= Directions =
Go through the entries below and work out how many lines include "icon". Answer with the number only.
START Dataset extract
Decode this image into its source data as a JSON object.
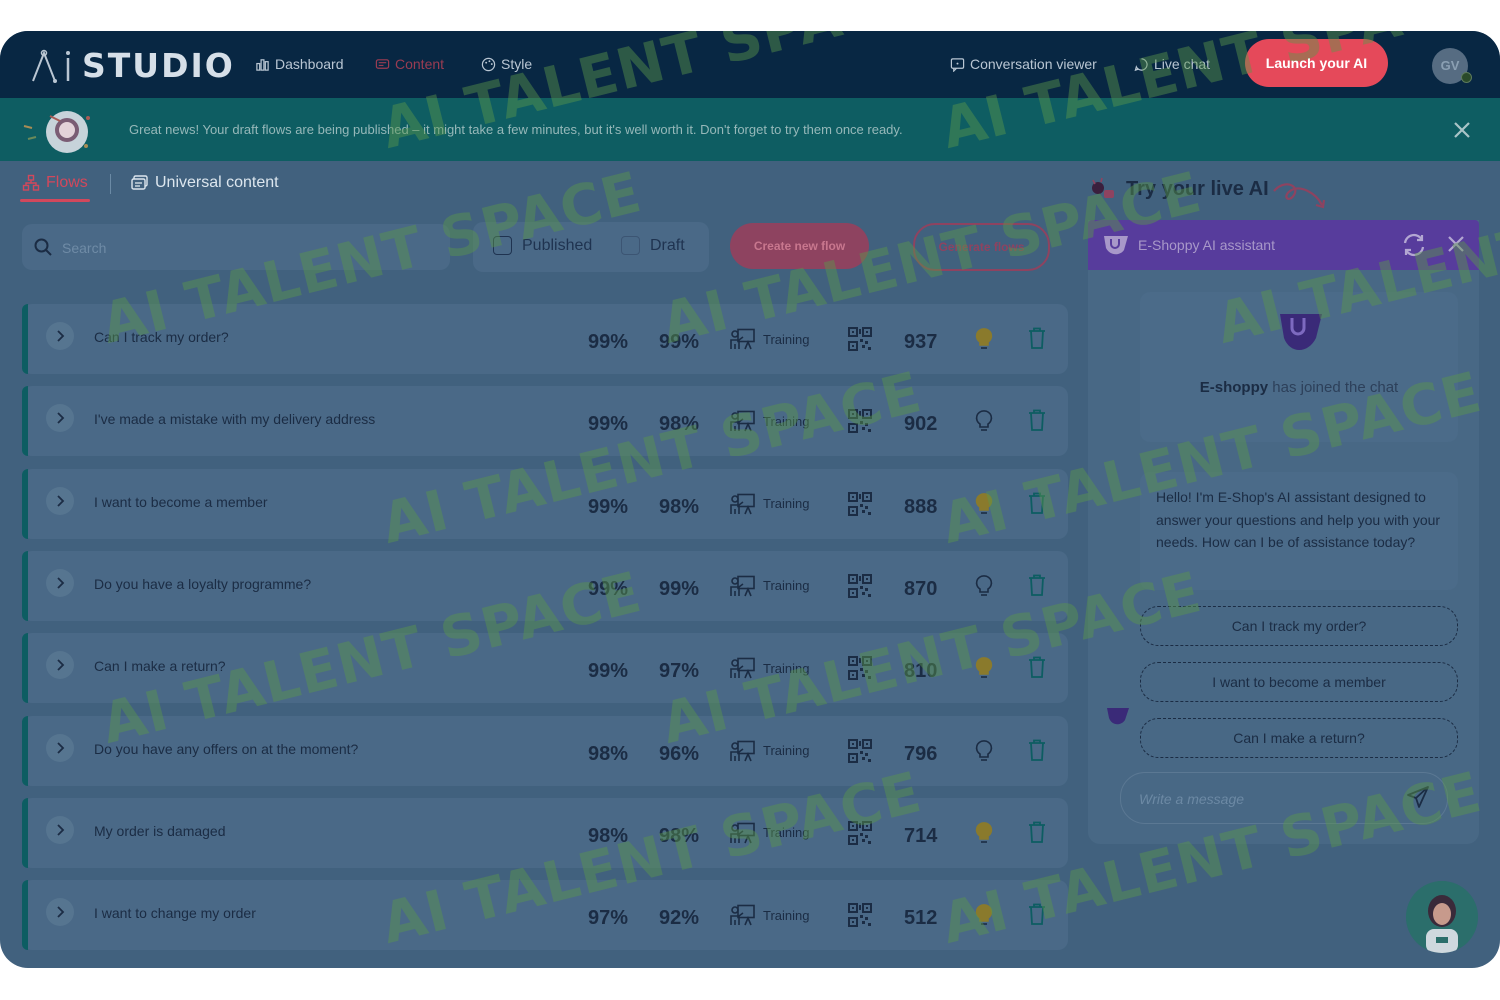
{
  "app": {
    "logo_text": "STUDIO"
  },
  "nav": {
    "items": [
      {
        "label": "Dashboard",
        "icon": "dashboard-icon"
      },
      {
        "label": "Content",
        "icon": "content-icon"
      },
      {
        "label": "Style",
        "icon": "palette-icon"
      }
    ],
    "right_items": [
      {
        "label": "Conversation viewer",
        "icon": "conversation-icon"
      },
      {
        "label": "Live chat",
        "icon": "live-chat-icon"
      }
    ],
    "launch_label": "Launch your AI",
    "user_initials": "GV"
  },
  "banner": {
    "text": "Great news! Your draft flows are being published – it might take a few minutes, but it's well worth it. Don't forget to try them once ready."
  },
  "tabs": [
    {
      "label": "Flows"
    },
    {
      "label": "Universal content"
    }
  ],
  "search": {
    "placeholder": "Search"
  },
  "filters": {
    "published_label": "Published",
    "draft_label": "Draft"
  },
  "actions": {
    "create_label": "Create new flow",
    "generate_label": "Generate flows"
  },
  "flows": [
    {
      "question": "Can I track my order?",
      "score1": "99%",
      "score2": "99%",
      "status": "Training",
      "count": "937",
      "bulb_on": true
    },
    {
      "question": "I've made a mistake with my delivery address",
      "score1": "99%",
      "score2": "98%",
      "status": "Training",
      "count": "902",
      "bulb_on": false
    },
    {
      "question": "I want to become a member",
      "score1": "99%",
      "score2": "98%",
      "status": "Training",
      "count": "888",
      "bulb_on": true
    },
    {
      "question": "Do you have a loyalty programme?",
      "score1": "99%",
      "score2": "99%",
      "status": "Training",
      "count": "870",
      "bulb_on": false
    },
    {
      "question": "Can I make a return?",
      "score1": "99%",
      "score2": "97%",
      "status": "Training",
      "count": "810",
      "bulb_on": true
    },
    {
      "question": "Do you have any offers on at the moment?",
      "score1": "98%",
      "score2": "96%",
      "status": "Training",
      "count": "796",
      "bulb_on": false
    },
    {
      "question": "My order is damaged",
      "score1": "98%",
      "score2": "98%",
      "status": "Training",
      "count": "714",
      "bulb_on": true
    },
    {
      "question": "I want to change my order",
      "score1": "97%",
      "score2": "92%",
      "status": "Training",
      "count": "512",
      "bulb_on": true
    }
  ],
  "try_panel": {
    "title": "Try your live AI"
  },
  "chat": {
    "title": "E-Shoppy AI assistant",
    "join_name": "E-shoppy",
    "join_text": "has joined the chat",
    "greeting": "Hello! I'm E-Shop's AI assistant designed to answer your questions and help you with your needs. How can I be of assistance today?",
    "suggestions": [
      "Can I track my order?",
      "I want to become a member",
      "Can I make a return?"
    ],
    "input_placeholder": "Write a message"
  },
  "watermark": "AI TALENT SPACE",
  "colors": {
    "brand": "#082743",
    "accent": "#e5495a",
    "banner": "#0e5d62",
    "chat_header": "#573c9c",
    "overlay": "#41617e"
  }
}
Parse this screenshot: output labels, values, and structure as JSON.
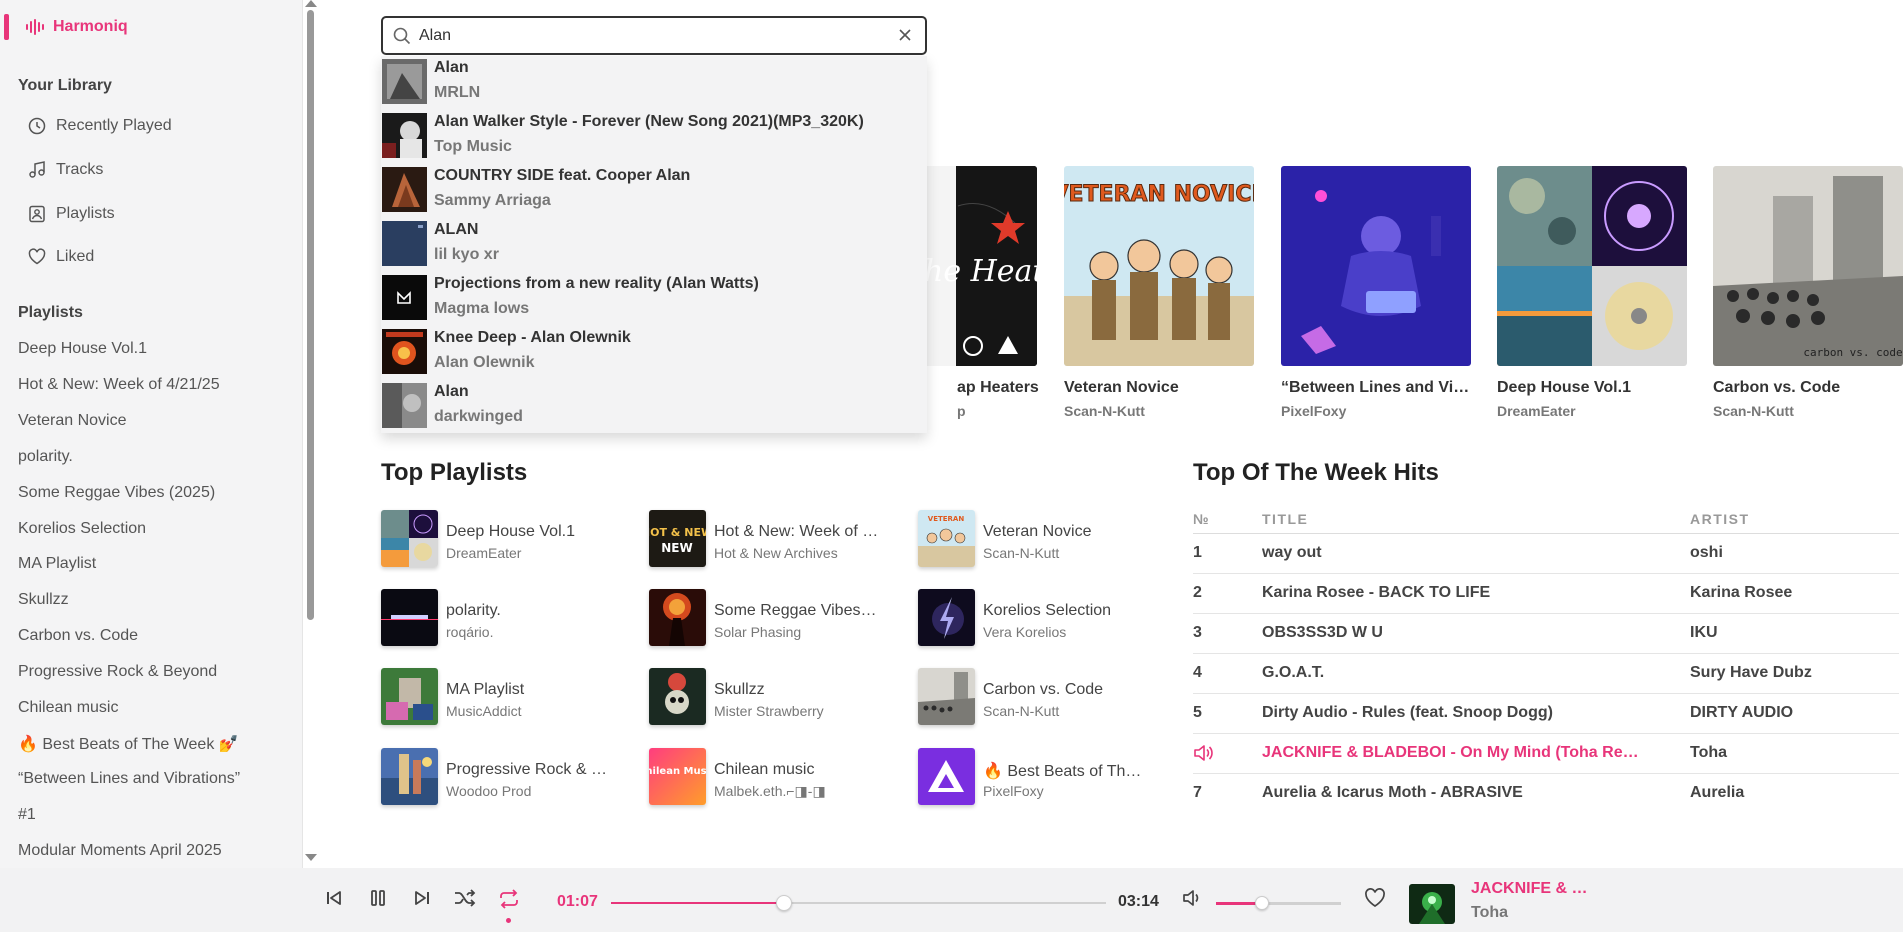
{
  "app": {
    "name": "Harmoniq",
    "accent": "#e8357a"
  },
  "sidebar": {
    "library_title": "Your Library",
    "nav": [
      {
        "label": "Recently Played",
        "icon": "clock-icon"
      },
      {
        "label": "Tracks",
        "icon": "music-note-icon"
      },
      {
        "label": "Playlists",
        "icon": "playlist-icon"
      },
      {
        "label": "Liked",
        "icon": "heart-icon"
      }
    ],
    "playlists_title": "Playlists",
    "playlists": [
      "Deep House Vol.1",
      "Hot & New: Week of 4/21/25",
      "Veteran Novice",
      "polarity.",
      "Some Reggae Vibes (2025)",
      "Korelios Selection",
      "MA Playlist",
      "Skullzz",
      "Carbon vs. Code",
      "Progressive Rock & Beyond",
      "Chilean music",
      "🔥 Best Beats of The Week 💅",
      "“Between Lines and Vibrations”",
      "#1",
      "Modular Moments April 2025"
    ]
  },
  "search": {
    "value": "Alan",
    "results": [
      {
        "title": "Alan",
        "subtitle": "MRLN"
      },
      {
        "title": "Alan Walker Style - Forever (New Song 2021)(MP3_320K)",
        "subtitle": "Top Music"
      },
      {
        "title": "COUNTRY SIDE feat. Cooper Alan",
        "subtitle": "Sammy Arriaga"
      },
      {
        "title": "ALAN",
        "subtitle": "lil kyo xr"
      },
      {
        "title": "Projections from a new reality (Alan Watts)",
        "subtitle": "Magma lows"
      },
      {
        "title": "Knee Deep - Alan Olewnik",
        "subtitle": "Alan Olewnik"
      },
      {
        "title": "Alan",
        "subtitle": "darkwinged"
      }
    ]
  },
  "cards": [
    {
      "title": "ap Heaters",
      "subtitle": "p",
      "art_text": "The Heaters"
    },
    {
      "title": "Veteran Novice",
      "subtitle": "Scan-N-Kutt",
      "art_text": "VETERAN NOVICE"
    },
    {
      "title": "“Between Lines and Vi…",
      "subtitle": "PixelFoxy"
    },
    {
      "title": "Deep House Vol.1",
      "subtitle": "DreamEater"
    },
    {
      "title": "Carbon vs. Code",
      "subtitle": "Scan-N-Kutt",
      "art_text": "carbon vs. code"
    }
  ],
  "top_playlists": {
    "title": "Top Playlists",
    "items": [
      {
        "title": "Deep House Vol.1",
        "subtitle": "DreamEater"
      },
      {
        "title": "Hot & New: Week of …",
        "subtitle": "Hot & New Archives",
        "art_text": "HOT & NEW"
      },
      {
        "title": "Veteran Novice",
        "subtitle": "Scan-N-Kutt"
      },
      {
        "title": "polarity.",
        "subtitle": "roqário."
      },
      {
        "title": "Some Reggae Vibes …",
        "subtitle": "Solar Phasing"
      },
      {
        "title": "Korelios Selection",
        "subtitle": "Vera Korelios"
      },
      {
        "title": "MA Playlist",
        "subtitle": "MusicAddict"
      },
      {
        "title": "Skullzz",
        "subtitle": "Mister Strawberry"
      },
      {
        "title": "Carbon vs. Code",
        "subtitle": "Scan-N-Kutt"
      },
      {
        "title": "Progressive Rock & …",
        "subtitle": "Woodoo Prod"
      },
      {
        "title": "Chilean music",
        "subtitle": "Malbek.eth.⌐◨-◨",
        "art_text": "Chilean Music"
      },
      {
        "title": "🔥 Best Beats of The …",
        "subtitle": "PixelFoxy"
      }
    ]
  },
  "hits": {
    "title": "Top Of The Week Hits",
    "headers": {
      "num": "№",
      "title": "TITLE",
      "artist": "ARTIST"
    },
    "rows": [
      {
        "num": "1",
        "title": "way out",
        "artist": "oshi"
      },
      {
        "num": "2",
        "title": "Karina Rosee - BACK TO LIFE",
        "artist": "Karina Rosee"
      },
      {
        "num": "3",
        "title": "OBS3SS3D W U",
        "artist": "IKU"
      },
      {
        "num": "4",
        "title": "G.O.A.T.",
        "artist": "Sury Have Dubz"
      },
      {
        "num": "5",
        "title": "Dirty Audio - Rules (feat. Snoop Dogg)",
        "artist": "DIRTY AUDIO"
      },
      {
        "num": "",
        "title": "JACKNIFE & BLADEBOI - On My Mind (Toha Re…",
        "artist": "Toha",
        "playing": true
      },
      {
        "num": "7",
        "title": "Aurelia & Icarus Moth - ABRASIVE",
        "artist": "Aurelia"
      }
    ]
  },
  "player": {
    "current_time": "01:07",
    "duration": "03:14",
    "progress": 0.35,
    "volume": 0.37,
    "now_playing_title": "JACKNIFE & …",
    "now_playing_artist": "Toha"
  }
}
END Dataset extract
= Answer to the exercise =
9